When I looked out our windows, I noticed several rooms on other floors with Christmas trees in them. I learned later that “for a small fee” you could order a fully-decorated Christmas tree to be in your room upon your arrival. Triple wow.
If you want to have the iconic NYC experience, it would be hard to beat the location of Central Park South at 5th Avenue and Grand Army Plaza. Just cross the street and you can enter Central Park, a wonderful place for a stroll or jog. Three blocks away you’ll find Time Warner Center at Columbus Circle. It’s an upscale shopping mall with a Whole Foods on the bottom floor, great for picking up a quick, inexpensive lunch. By the way, Columbus Circle is the location for one of the best outdoor holiday markets in New York City, most of them open from Thanksgiving weekend until Christmas Eve. A very convenient subway station is also located at Columbus Circle.
But, speaking of upscale, step outside the door and you’re practically at the entrance to Bergdorf-Goodman, then cross the street and make your way down 5th Avenue, probably the most recognizable retail hub in the world.
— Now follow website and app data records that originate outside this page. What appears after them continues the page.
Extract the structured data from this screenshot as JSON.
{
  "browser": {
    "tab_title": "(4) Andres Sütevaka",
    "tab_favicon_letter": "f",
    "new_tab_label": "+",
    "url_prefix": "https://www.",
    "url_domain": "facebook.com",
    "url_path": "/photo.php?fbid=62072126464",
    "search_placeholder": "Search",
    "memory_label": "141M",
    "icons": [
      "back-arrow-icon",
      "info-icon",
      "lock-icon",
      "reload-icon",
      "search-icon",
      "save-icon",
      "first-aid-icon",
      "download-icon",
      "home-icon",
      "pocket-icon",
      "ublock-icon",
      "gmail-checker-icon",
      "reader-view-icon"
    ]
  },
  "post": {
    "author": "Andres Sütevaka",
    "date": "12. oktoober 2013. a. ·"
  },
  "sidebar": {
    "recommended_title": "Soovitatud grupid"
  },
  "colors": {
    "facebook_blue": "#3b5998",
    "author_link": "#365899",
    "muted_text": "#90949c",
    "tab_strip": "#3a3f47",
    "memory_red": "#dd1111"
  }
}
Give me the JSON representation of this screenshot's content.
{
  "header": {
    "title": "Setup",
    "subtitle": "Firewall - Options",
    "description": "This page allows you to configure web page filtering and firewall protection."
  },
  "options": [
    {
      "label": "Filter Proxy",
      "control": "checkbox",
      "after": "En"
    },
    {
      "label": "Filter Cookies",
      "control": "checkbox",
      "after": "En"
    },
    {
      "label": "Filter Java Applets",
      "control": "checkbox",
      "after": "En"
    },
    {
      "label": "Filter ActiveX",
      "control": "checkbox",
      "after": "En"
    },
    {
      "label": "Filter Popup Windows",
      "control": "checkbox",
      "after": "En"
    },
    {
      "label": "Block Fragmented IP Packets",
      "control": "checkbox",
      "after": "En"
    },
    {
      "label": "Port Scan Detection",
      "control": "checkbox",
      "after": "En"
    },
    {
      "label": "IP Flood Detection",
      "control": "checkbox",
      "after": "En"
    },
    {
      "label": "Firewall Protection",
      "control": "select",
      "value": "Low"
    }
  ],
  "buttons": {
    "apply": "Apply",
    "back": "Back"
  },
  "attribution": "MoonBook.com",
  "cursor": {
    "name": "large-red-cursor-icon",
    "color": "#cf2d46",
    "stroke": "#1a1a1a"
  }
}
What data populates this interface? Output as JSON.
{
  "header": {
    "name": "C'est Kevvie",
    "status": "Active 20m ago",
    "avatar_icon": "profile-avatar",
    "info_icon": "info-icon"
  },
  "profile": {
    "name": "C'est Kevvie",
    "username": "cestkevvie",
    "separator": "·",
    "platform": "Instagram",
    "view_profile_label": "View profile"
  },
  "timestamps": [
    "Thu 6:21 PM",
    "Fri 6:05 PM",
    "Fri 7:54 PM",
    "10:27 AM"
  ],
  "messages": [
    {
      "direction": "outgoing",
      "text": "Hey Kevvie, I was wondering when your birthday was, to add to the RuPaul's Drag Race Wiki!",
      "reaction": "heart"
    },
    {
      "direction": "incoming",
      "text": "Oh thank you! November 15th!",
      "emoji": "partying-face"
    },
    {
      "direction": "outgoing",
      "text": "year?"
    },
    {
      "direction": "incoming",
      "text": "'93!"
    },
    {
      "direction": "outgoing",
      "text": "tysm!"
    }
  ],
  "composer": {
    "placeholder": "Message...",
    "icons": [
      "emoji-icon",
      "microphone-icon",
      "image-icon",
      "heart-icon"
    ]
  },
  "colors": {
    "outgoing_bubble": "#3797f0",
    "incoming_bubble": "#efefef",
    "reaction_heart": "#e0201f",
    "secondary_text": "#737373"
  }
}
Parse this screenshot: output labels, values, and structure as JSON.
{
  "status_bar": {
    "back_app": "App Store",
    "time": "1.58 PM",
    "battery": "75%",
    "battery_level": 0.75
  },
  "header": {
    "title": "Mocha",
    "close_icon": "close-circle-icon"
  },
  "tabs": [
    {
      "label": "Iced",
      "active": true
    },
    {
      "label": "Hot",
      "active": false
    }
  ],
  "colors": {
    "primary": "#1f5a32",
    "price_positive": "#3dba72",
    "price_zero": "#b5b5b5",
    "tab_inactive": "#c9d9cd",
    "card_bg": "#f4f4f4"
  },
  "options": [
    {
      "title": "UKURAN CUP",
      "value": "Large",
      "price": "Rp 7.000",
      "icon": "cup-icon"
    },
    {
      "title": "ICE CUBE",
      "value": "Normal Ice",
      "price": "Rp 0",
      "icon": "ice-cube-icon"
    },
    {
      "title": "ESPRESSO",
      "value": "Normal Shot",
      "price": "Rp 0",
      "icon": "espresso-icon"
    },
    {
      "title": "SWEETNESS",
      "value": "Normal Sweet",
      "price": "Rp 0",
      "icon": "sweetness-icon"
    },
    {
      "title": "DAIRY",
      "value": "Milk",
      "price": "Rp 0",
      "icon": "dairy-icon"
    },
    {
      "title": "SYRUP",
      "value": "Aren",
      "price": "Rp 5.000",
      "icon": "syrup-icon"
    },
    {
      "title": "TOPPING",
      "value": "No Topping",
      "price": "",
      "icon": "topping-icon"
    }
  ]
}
Take your pick of Gucci, Cartier, Louis Vuitton, Saks Fifth Avenue or Tiffany’s, to name a few. By continuing only a few blocks, you’ll reach Rockefeller Center with all of its attractions, including the newly-opened F.A.O. Schwartz Toy Store. Radio City Music Hall is within sight of the toy store.
For a visit to NYC at Christmastime, it would be hard to find a better location. But, actually, with the subway so near, you can reach pretty much anywhere from The Plaza.
THE INFLUENCE OF “ELOISE”
The children’s book Eloise at the Plaza by Kay Thompson was published in 1955. It tells the story of a very rich, but also very mischievous little girl who actually LIVES at the Plaza, is well-known to the staff, and who causes all kinds of “situations.”
Many Eloise-themed souvenirs, clothes and decor items have sprung from the book, and there is a popular store in the underground mall which sells this merchandise.
The very popular Afternoon Tea at the Plaza includes a menu specifically for little girls. In fact, there is a full schedule of activities wrapped around the character of Eloise that girls and their mothers can enjoy year-round. See the link here. There is even an Eloise Suite which can be reserved for an overnight stay. Be sure you like pink. A lot of pink. In a few months, we will welcome our EIGHTH granddaughter into the family. Wouldn’t it be fun to take them all to NYC for a tea party? . . . . If I didn’t have to PAY for it. 🙂
It’s not cheap, but I’m so glad we got to stay there for a couple of nights. To me, it was definitely worth the splurge, and I would eagerly anticipate a return visit — once I get more items marked off my Bucket List.
For a few more details, click here to see this article I wrote for Trip101.com.